Roy felt as though he were inching towards the edge of an abyss. That he would fall into the darkness if left alone to ponder his brother’s revelation. But an even stronger fear was pulsing through his veins. There was something in Andrew’s countenance: an eerie sense of relief, a cool resoluteness that sent a shudder down the base of Roy’s neck.
“Maybe I can come by the house tonight,” Roy said. He wanted to punch through the partition, to clench his brother and not let him leave.
“You got customers waiting,” Andrew said. “Business is good for you these days.” Andrew got to his feet. “Good-bye, Roy.”
When Andrew opened the oak door of the confession box, a small man wearing a tweed jacket stood outside, a crest of wild gray hair spilling over his wrinkled forehead.
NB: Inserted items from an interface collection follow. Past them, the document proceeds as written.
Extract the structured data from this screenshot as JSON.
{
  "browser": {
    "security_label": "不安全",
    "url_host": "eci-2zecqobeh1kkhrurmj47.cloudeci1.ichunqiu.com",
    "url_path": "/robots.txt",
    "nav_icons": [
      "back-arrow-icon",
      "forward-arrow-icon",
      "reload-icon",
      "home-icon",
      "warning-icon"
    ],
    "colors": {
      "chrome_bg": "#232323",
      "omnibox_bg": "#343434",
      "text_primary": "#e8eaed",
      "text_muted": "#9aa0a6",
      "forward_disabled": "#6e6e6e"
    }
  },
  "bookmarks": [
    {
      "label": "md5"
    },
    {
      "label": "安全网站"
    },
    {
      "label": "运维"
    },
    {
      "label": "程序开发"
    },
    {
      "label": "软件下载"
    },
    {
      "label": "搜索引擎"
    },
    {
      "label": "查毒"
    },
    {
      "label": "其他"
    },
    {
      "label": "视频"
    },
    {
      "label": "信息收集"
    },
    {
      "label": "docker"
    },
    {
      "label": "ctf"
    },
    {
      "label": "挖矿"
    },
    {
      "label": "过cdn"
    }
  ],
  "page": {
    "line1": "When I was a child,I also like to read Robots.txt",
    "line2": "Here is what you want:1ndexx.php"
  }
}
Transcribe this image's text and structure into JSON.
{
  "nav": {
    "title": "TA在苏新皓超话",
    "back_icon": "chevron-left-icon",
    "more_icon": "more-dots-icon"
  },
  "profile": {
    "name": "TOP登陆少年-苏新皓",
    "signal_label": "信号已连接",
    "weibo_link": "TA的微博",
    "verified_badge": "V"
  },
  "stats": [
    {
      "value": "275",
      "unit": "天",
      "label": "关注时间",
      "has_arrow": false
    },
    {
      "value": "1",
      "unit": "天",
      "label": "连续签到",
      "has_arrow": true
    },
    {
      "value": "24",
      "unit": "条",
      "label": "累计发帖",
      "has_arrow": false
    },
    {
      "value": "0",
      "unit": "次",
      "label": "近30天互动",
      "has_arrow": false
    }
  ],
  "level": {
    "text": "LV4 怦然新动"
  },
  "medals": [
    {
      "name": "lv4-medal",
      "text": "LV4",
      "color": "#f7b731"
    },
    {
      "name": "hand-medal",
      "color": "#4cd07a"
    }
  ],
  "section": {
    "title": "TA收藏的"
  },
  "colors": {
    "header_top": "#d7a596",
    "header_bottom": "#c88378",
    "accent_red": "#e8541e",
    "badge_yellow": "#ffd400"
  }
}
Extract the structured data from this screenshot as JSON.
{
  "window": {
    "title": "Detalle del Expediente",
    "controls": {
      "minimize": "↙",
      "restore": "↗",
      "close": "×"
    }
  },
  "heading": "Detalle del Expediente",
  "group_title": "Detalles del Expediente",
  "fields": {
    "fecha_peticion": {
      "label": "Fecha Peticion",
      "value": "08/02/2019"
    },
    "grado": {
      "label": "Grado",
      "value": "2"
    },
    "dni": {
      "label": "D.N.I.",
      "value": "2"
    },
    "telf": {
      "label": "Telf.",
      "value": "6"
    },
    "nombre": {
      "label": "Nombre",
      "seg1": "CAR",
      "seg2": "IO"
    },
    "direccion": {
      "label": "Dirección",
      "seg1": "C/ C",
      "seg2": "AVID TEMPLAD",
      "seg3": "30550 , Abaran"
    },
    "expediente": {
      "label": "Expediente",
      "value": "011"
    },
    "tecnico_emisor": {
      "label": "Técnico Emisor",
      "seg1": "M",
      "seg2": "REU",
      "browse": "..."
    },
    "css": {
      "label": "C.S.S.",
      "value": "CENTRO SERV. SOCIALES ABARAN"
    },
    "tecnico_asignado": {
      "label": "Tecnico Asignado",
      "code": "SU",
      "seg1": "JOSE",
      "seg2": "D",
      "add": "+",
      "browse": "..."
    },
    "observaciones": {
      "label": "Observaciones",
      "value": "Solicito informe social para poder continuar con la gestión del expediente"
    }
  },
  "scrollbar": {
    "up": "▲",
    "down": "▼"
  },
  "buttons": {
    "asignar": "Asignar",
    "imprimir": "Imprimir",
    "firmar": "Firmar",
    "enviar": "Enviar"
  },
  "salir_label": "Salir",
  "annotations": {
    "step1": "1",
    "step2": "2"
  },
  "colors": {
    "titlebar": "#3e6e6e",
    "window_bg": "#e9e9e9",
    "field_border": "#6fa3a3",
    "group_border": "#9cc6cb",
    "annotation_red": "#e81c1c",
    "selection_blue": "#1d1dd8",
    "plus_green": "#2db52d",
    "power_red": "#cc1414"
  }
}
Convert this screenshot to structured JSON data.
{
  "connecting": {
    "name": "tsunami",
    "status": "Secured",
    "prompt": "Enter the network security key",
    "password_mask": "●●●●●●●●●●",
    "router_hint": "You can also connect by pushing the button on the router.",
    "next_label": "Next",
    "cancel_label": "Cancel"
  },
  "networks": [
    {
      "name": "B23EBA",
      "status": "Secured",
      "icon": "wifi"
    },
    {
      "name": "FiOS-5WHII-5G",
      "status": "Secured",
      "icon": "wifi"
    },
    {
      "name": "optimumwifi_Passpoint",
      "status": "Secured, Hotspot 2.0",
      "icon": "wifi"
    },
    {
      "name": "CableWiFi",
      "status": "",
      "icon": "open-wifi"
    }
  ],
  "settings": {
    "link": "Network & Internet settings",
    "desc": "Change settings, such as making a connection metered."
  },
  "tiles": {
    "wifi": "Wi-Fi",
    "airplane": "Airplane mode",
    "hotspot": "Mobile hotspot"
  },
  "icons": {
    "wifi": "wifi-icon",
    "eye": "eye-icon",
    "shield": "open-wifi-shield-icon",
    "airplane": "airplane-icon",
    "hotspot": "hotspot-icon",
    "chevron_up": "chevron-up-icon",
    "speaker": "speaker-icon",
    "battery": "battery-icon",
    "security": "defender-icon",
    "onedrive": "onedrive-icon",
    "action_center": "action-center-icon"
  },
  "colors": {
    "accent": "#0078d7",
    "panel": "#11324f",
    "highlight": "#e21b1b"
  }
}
The man’s eyes opened wide at the site of the large police officer stepping out of the confessional and he began to finger the well-worn fedora he held by his paunch, turning it in his hands as if it were a steering wheel. Andrew stopped in front of him and said, “Give a man a chance to pull his pants back up, will you?”
Roy greeted the next penitent in the confessional but his mind remained on his brother. How was it possible to feel such dread and deliverance, contempt and gratitude, guilt and utter relief all in the same breath? He had witnessed souls under severe strain shift from throes of laughter to sobs of despair in the span of a few seconds and always wondered how this was possible. But now he understood. He rested his head in his hands, elbows digging in his thighs, and tried to catch his breath.
A sound like a hollow crack startled him. Not the sound of a kneeler. It must have come from outside. It brought his focus back on the words of the old gentleman who confessed that he lied to his wife about going to Cicero and losing fifty bucks at the Hawthorne race course, and that he harbored less than charitable feelings towards the Negroes who were moving westward into good Irish neighborhoods.
The murmur of voices reverberated off the church’s arched ceilings; then a single plaintive voice: “Someone call an ambulance. A cop’s been shot!”